<<<<

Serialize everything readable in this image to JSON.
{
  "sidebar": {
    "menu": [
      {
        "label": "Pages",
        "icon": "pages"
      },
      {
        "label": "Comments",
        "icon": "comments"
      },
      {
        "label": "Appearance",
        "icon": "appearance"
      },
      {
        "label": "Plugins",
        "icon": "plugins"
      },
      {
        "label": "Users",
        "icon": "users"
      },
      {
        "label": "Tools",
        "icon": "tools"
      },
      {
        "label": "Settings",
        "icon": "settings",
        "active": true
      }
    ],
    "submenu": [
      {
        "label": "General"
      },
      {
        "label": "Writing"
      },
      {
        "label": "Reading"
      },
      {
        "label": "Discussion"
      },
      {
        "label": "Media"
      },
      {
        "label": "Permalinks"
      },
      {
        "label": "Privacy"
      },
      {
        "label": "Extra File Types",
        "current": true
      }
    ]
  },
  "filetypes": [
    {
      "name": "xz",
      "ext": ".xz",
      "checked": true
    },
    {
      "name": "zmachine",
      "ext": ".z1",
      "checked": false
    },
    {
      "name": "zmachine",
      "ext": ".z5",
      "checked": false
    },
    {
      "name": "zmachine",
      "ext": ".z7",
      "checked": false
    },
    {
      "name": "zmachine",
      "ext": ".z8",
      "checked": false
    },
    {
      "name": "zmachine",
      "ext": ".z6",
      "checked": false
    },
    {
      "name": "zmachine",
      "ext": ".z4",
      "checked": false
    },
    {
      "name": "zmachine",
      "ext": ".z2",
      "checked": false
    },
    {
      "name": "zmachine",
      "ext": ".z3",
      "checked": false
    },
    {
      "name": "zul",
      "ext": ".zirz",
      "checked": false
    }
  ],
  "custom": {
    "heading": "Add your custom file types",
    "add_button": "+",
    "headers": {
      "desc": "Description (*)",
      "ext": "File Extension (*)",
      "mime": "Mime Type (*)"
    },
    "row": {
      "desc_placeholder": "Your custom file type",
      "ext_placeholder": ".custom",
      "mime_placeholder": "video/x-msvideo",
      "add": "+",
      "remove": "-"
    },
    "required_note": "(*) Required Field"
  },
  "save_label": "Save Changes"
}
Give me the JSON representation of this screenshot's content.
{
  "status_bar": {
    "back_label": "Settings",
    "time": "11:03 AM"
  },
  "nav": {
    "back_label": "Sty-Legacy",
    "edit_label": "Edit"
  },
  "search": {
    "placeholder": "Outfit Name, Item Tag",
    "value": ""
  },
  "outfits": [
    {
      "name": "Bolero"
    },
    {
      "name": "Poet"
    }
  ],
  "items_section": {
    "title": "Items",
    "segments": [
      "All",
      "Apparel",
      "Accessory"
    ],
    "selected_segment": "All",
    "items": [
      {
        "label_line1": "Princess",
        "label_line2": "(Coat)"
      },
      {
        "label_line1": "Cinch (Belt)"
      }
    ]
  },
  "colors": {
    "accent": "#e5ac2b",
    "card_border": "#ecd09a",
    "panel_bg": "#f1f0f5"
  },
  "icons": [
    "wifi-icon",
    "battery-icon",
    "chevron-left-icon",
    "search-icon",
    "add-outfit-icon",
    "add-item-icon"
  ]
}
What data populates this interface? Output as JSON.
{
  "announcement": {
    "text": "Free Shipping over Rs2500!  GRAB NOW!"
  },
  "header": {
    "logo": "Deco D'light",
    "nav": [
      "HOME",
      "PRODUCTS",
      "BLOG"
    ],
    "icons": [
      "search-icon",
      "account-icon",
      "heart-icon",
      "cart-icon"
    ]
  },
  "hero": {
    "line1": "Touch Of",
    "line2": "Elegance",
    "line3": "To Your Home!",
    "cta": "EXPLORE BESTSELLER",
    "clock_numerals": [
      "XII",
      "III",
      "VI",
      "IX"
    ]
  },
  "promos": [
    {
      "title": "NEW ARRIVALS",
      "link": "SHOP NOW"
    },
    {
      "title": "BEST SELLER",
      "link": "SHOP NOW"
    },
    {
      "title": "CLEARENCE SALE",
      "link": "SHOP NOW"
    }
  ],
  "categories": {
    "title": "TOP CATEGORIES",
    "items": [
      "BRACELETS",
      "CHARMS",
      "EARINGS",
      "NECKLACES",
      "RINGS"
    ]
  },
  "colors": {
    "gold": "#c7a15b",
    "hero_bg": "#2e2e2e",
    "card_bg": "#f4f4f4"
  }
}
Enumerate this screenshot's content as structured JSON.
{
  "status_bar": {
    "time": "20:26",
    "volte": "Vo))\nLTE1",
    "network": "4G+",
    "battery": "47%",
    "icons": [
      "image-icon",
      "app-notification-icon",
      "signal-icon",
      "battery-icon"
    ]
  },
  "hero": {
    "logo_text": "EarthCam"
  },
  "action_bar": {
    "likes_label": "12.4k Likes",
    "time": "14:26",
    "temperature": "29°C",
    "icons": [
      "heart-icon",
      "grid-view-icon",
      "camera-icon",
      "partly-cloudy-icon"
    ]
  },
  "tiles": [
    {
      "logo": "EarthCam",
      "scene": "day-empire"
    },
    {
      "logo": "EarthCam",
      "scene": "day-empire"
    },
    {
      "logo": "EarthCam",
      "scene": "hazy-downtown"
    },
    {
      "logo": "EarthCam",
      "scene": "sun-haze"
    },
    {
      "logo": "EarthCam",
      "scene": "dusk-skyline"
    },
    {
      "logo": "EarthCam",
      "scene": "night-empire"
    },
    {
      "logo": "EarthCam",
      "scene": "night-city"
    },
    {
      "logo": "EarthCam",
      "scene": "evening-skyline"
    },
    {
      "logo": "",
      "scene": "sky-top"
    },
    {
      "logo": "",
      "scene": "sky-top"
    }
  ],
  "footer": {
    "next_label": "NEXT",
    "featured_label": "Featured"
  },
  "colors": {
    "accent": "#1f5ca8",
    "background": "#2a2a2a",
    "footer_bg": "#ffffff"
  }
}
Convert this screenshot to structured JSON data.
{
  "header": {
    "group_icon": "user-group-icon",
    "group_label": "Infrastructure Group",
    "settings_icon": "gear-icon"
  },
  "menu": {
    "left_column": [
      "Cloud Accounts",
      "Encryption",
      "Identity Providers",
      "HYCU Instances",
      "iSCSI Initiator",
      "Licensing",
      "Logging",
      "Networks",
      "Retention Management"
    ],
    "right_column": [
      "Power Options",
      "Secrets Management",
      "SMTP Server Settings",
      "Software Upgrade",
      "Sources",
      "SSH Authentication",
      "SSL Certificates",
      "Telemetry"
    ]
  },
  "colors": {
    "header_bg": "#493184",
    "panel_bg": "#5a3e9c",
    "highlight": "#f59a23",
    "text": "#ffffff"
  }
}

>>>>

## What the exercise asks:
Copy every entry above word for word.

## Answer to the problem:
Serialize everything readable in this image to JSON.
{
  "sidebar": {
    "menu": [
      {
        "label": "Pages",
        "icon": "pages"
      },
      {
        "label": "Comments",
        "icon": "comments"
      },
      {
        "label": "Appearance",
        "icon": "appearance"
      },
      {
        "label": "Plugins",
        "icon": "plugins"
      },
      {
        "label": "Users",
        "icon": "users"
      },
      {
        "label": "Tools",
        "icon": "tools"
      },
      {
        "label": "Settings",
        "icon": "settings",
        "active": true
      }
    ],
    "submenu": [
      {
        "label": "General"
      },
      {
        "label": "Writing"
      },
      {
        "label": "Reading"
      },
      {
        "label": "Discussion"
      },
      {
        "label": "Media"
      },
      {
        "label": "Permalinks"
      },
      {
        "label": "Privacy"
      },
      {
        "label": "Extra File Types",
        "current": true
      }
    ]
  },
  "filetypes": [
    {
      "name": "xz",
      "ext": ".xz",
      "checked": true
    },
    {
      "name": "zmachine",
      "ext": ".z1",
      "checked": false
    },
    {
      "name": "zmachine",
      "ext": ".z5",
      "checked": false
    },
    {
      "name": "zmachine",
      "ext": ".z7",
      "checked": false
    },
    {
      "name": "zmachine",
      "ext": ".z8",
      "checked": false
    },
    {
      "name": "zmachine",
      "ext": ".z6",
      "checked": false
    },
    {
      "name": "zmachine",
      "ext": ".z4",
      "checked": false
    },
    {
      "name": "zmachine",
      "ext": ".z2",
      "checked": false
    },
    {
      "name": "zmachine",
      "ext": ".z3",
      "checked": false
    },
    {
      "name": "zul",
      "ext": ".zirz",
      "checked": false
    }
  ],
  "custom": {
    "heading": "Add your custom file types",
    "add_button": "+",
    "headers": {
      "desc": "Description (*)",
      "ext": "File Extension (*)",
      "mime": "Mime Type (*)"
    },
    "row": {
      "desc_placeholder": "Your custom file type",
      "ext_placeholder": ".custom",
      "mime_placeholder": "video/x-msvideo",
      "add": "+",
      "remove": "-"
    },
    "required_note": "(*) Required Field"
  },
  "save_label": "Save Changes"
}
Give me the JSON representation of this screenshot's content.
{
  "status_bar": {
    "back_label": "Settings",
    "time": "11:03 AM"
  },
  "nav": {
    "back_label": "Sty-Legacy",
    "edit_label": "Edit"
  },
  "search": {
    "placeholder": "Outfit Name, Item Tag",
    "value": ""
  },
  "outfits": [
    {
      "name": "Bolero"
    },
    {
      "name": "Poet"
    }
  ],
  "items_section": {
    "title": "Items",
    "segments": [
      "All",
      "Apparel",
      "Accessory"
    ],
    "selected_segment": "All",
    "items": [
      {
        "label_line1": "Princess",
        "label_line2": "(Coat)"
      },
      {
        "label_line1": "Cinch (Belt)"
      }
    ]
  },
  "colors": {
    "accent": "#e5ac2b",
    "card_border": "#ecd09a",
    "panel_bg": "#f1f0f5"
  },
  "icons": [
    "wifi-icon",
    "battery-icon",
    "chevron-left-icon",
    "search-icon",
    "add-outfit-icon",
    "add-item-icon"
  ]
}
What data populates this interface? Output as JSON.
{
  "announcement": {
    "text": "Free Shipping over Rs2500!  GRAB NOW!"
  },
  "header": {
    "logo": "Deco D'light",
    "nav": [
      "HOME",
      "PRODUCTS",
      "BLOG"
    ],
    "icons": [
      "search-icon",
      "account-icon",
      "heart-icon",
      "cart-icon"
    ]
  },
  "hero": {
    "line1": "Touch Of",
    "line2": "Elegance",
    "line3": "To Your Home!",
    "cta": "EXPLORE BESTSELLER",
    "clock_numerals": [
      "XII",
      "III",
      "VI",
      "IX"
    ]
  },
  "promos": [
    {
      "title": "NEW ARRIVALS",
      "link": "SHOP NOW"
    },
    {
      "title": "BEST SELLER",
      "link": "SHOP NOW"
    },
    {
      "title": "CLEARENCE SALE",
      "link": "SHOP NOW"
    }
  ],
  "categories": {
    "title": "TOP CATEGORIES",
    "items": [
      "BRACELETS",
      "CHARMS",
      "EARINGS",
      "NECKLACES",
      "RINGS"
    ]
  },
  "colors": {
    "gold": "#c7a15b",
    "hero_bg": "#2e2e2e",
    "card_bg": "#f4f4f4"
  }
}
Enumerate this screenshot's content as structured JSON.
{
  "status_bar": {
    "time": "20:26",
    "volte": "Vo))\nLTE1",
    "network": "4G+",
    "battery": "47%",
    "icons": [
      "image-icon",
      "app-notification-icon",
      "signal-icon",
      "battery-icon"
    ]
  },
  "hero": {
    "logo_text": "EarthCam"
  },
  "action_bar": {
    "likes_label": "12.4k Likes",
    "time": "14:26",
    "temperature": "29°C",
    "icons": [
      "heart-icon",
      "grid-view-icon",
      "camera-icon",
      "partly-cloudy-icon"
    ]
  },
  "tiles": [
    {
      "logo": "EarthCam",
      "scene": "day-empire"
    },
    {
      "logo": "EarthCam",
      "scene": "day-empire"
    },
    {
      "logo": "EarthCam",
      "scene": "hazy-downtown"
    },
    {
      "logo": "EarthCam",
      "scene": "sun-haze"
    },
    {
      "logo": "EarthCam",
      "scene": "dusk-skyline"
    },
    {
      "logo": "EarthCam",
      "scene": "night-empire"
    },
    {
      "logo": "EarthCam",
      "scene": "night-city"
    },
    {
      "logo": "EarthCam",
      "scene": "evening-skyline"
    },
    {
      "logo": "",
      "scene": "sky-top"
    },
    {
      "logo": "",
      "scene": "sky-top"
    }
  ],
  "footer": {
    "next_label": "NEXT",
    "featured_label": "Featured"
  },
  "colors": {
    "accent": "#1f5ca8",
    "background": "#2a2a2a",
    "footer_bg": "#ffffff"
  }
}
Convert this screenshot to structured JSON data.
{
  "header": {
    "group_icon": "user-group-icon",
    "group_label": "Infrastructure Group",
    "settings_icon": "gear-icon"
  },
  "menu": {
    "left_column": [
      "Cloud Accounts",
      "Encryption",
      "Identity Providers",
      "HYCU Instances",
      "iSCSI Initiator",
      "Licensing",
      "Logging",
      "Networks",
      "Retention Management"
    ],
    "right_column": [
      "Power Options",
      "Secrets Management",
      "SMTP Server Settings",
      "Software Upgrade",
      "Sources",
      "SSH Authentication",
      "SSL Certificates",
      "Telemetry"
    ]
  },
  "colors": {
    "header_bg": "#493184",
    "panel_bg": "#5a3e9c",
    "highlight": "#f59a23",
    "text": "#ffffff"
  }
}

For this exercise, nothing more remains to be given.